A series of Mahalla Stories events dedicated to Uzbek culture to be held in Venice

The Foundation for the Development of Culture and Art of Uzbekistan organized an event to be held in Venice from 24 to 31 August. The event will feature a series of lectures, round tables and an open film screening.

Recall that the first visitors to the National Pavilion of Uzbekistan opened its doors on May 22 at the 17th International Architecture Biennale in Venice. Uzbekistan debuted with the project "Mahalla: Urban and Provincial Life". The pavilion's commissioner was the Foundation for the Development of Culture and Arts under the Ministry of Culture. The aim of the project was to strengthen the national presence in the global cultural space.

The main idea of ​​the project is to understand and document the cultural heritage of the mahalla, which was built in cooperation with cultural specialists of Uzbekistan and international architects. The project carries the cultural and architectural tradition of Uzbekistan.

Based on the collected data and with the involved foreign experts, the organizers will conduct a series of Mahalla Stories events.
Mahalla Stories is a series of educational and cultural events developed by the Foundation at the 17th International Architecture Exhibition La Biennale di Venice. Guest lecturers will also act as speakers.

On August 24, the program will be opened by the ensemble of Uzbek traditional music "Shodiona" in the pavilion. The ensemble will be accompanied by the maqomist Khushnud Solidzhonov.

An important event will be the Collective Day of Curators, which is planned to be held in conjunction with the Israeli and Polish pavilions on 28 August with a cast of international experts to discuss topics such as: countryside, agriculture, food production and different lifestyles.
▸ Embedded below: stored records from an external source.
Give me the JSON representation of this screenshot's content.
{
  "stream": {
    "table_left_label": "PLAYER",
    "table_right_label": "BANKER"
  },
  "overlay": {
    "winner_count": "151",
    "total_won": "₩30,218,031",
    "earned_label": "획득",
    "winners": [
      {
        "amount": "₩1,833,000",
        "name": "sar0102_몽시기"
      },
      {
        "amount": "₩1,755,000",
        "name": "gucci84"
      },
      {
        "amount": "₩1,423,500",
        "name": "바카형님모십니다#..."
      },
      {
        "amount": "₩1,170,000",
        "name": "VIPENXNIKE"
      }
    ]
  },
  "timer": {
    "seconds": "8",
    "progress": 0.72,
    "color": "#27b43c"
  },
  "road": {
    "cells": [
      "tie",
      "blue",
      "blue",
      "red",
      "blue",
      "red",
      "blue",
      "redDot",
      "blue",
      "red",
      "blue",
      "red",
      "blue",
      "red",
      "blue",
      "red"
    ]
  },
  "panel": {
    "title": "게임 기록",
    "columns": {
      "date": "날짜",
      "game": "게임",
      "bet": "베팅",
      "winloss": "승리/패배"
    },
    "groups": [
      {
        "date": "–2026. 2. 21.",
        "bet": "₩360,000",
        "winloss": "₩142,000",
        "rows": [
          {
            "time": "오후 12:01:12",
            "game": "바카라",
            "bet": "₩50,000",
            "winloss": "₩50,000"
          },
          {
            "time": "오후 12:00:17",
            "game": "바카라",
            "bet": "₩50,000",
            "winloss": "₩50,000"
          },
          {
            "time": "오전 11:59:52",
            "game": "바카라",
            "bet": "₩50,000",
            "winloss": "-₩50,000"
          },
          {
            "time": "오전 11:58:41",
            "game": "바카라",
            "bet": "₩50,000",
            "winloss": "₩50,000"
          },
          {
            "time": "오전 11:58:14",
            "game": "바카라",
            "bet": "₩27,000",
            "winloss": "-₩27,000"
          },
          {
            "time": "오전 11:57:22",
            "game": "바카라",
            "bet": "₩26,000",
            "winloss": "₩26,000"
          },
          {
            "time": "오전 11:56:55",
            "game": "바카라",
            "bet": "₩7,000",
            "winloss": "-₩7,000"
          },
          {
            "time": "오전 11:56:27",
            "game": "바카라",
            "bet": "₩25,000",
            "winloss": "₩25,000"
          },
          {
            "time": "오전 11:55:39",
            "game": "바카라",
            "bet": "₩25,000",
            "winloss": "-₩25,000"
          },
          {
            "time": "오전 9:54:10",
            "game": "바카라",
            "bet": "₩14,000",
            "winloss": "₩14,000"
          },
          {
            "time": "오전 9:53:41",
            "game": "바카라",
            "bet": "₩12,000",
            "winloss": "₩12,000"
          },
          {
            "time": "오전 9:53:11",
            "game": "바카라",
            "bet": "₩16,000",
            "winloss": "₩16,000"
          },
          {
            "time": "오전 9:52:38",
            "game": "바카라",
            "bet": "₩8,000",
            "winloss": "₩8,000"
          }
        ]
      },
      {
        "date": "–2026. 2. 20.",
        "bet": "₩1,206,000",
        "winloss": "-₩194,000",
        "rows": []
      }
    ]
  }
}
The pavilion of Uzbekistan invites three of the most interesting musicians and sound technicians from Italy, Enrico Malatesta, Giovanni Lamy and Glauco Salvo. Also, there will be an open screening of the film "Mahallada duv-duv gap" in the Teatrino Palazzo Grassi cinema of an old palazzo in Venice and a conversation with Chloe Dryyu, historian, researcher at the National Center for Research (CNRS) / CETOBAC and Saodat Ismailova, artist and filmmaker.